Alcohol dependence is a common condition. Alcohol habits and the risk of developing a dependence can be influenced by a variety of things. For example, your current situation, how you feel and your genes. It is not possible to say how long you have to drink alcohol, or how much, to develop a dependence.
You may be dependent on alcohol if you:
- feel a strong craving for alcohol
- drink more alcohol and for longer than you intended
- have been unable to cut down on your drinking
- give drinking a central role in your life, often at the expense of something else you think is important
- have to drink more alcohol than before to get drunk
- feel unwell when you do not have alcohol and have withdrawal symptoms, for example shaking, nausea or difficulty sleeping.
If you recognise three or more of these symptoms, you are deemed by health care standards to be dependent on alcohol.
Alcohol dependence can also cause considerable harm to your body and other medical conditions, which can lead to additional symptoms.
Questions you can ask yourself
If you are worried about your drinking, ask yourself the following questions:
- Am I in control of the amount I drink?
- Is alcohol an important factor in my life?
- Do people around me think that I drink too much?
A lot of people with alcohol dependence know that they are drinking too much.
You first have to decide that you want to stop drinking. Once you have decided to tackle your alcohol dependence, you must change your drinking habits. There are a variety of treatments for alcohol dependence that are of benefit and effective.
What can I do?
It is also possible to overcome dependence without any special treatment. A lot of people change their habits themselves, perhaps with support from those close to them. Some things that may help:
- Start with a completely sober period. It can be easier to change your habits after completing such a period.
- Set yourself an objective. Decide in advance how much you can drink on each occasion or per week.
- Write down what and when you drink to get a better overview of the situation and feel more in control. This makes your progress clearer.
- Think about the situations and the people who may cause you to drink too much.
- Think about what alternatives there are to drinking alcohol on those occasions when you might be tempted. Have a plan and be prepared. Can you choose another drink? Find other solutions?
- Get help from those closest to you.

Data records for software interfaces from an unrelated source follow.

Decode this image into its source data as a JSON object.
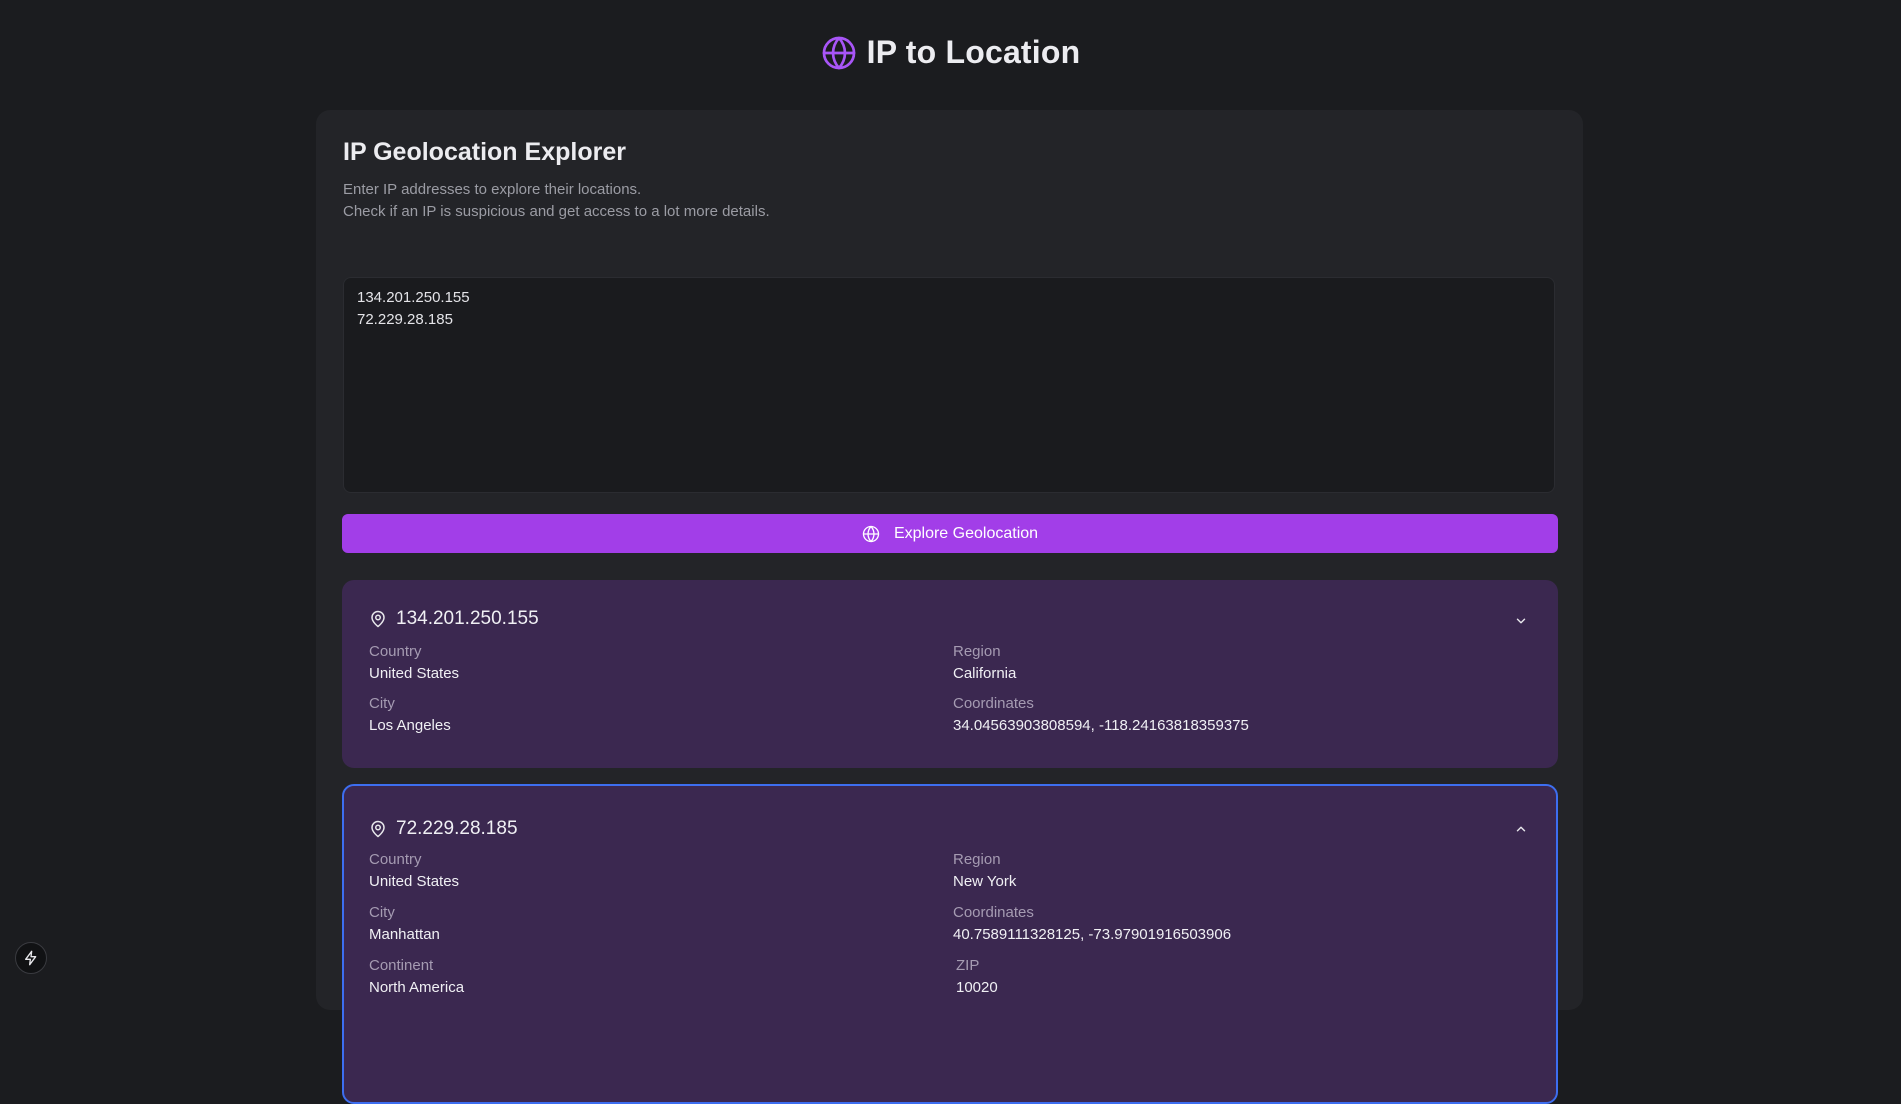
{
  "header": {
    "title": "IP to Location",
    "icon": "globe-icon",
    "accent": "#a855f7"
  },
  "panel": {
    "title": "IP Geolocation Explorer",
    "description_line1": "Enter IP addresses to explore their locations.",
    "description_line2": "Check if an IP is suspicious and get access to a lot more details.",
    "input_value": "134.201.250.155\n72.229.28.185",
    "button_label": "Explore Geolocation",
    "button_color": "#a23ee8"
  },
  "results": [
    {
      "ip": "134.201.250.155",
      "expanded": false,
      "fields": {
        "country_label": "Country",
        "country": "United States",
        "region_label": "Region",
        "region": "California",
        "city_label": "City",
        "city": "Los Angeles",
        "coordinates_label": "Coordinates",
        "coordinates": "34.04563903808594, -118.24163818359375"
      }
    },
    {
      "ip": "72.229.28.185",
      "expanded": true,
      "fields": {
        "country_label": "Country",
        "country": "United States",
        "region_label": "Region",
        "region": "New York",
        "city_label": "City",
        "city": "Manhattan",
        "coordinates_label": "Coordinates",
        "coordinates": "40.7589111328125, -73.97901916503906",
        "continent_label": "Continent",
        "continent": "North America",
        "zip_label": "ZIP",
        "zip": "10020"
      }
    }
  ],
  "floating_button": {
    "icon": "lightning-bolt-icon"
  }
}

Tell people that you want to drink less, or not at all, and would appreciate their help in this.
Different things work differently for different people.
If you want help to change your alcohol habits, you can contact:
- a health centre (vårdcentral)
- a dependency clinic (beroendemottagning)
- social services (socialtjänsten)
- non-profit organisations (ideella organisationer)
- occupational health services (företagshälsovård) if you are in employment.
You can get help at any health centre or clinic you want anywhere in Sweden.
All clinics have a duty of confidentiality, but if you want to be completely anonymous you can contact the alcohol advice service alkohollinjen.se (swedish).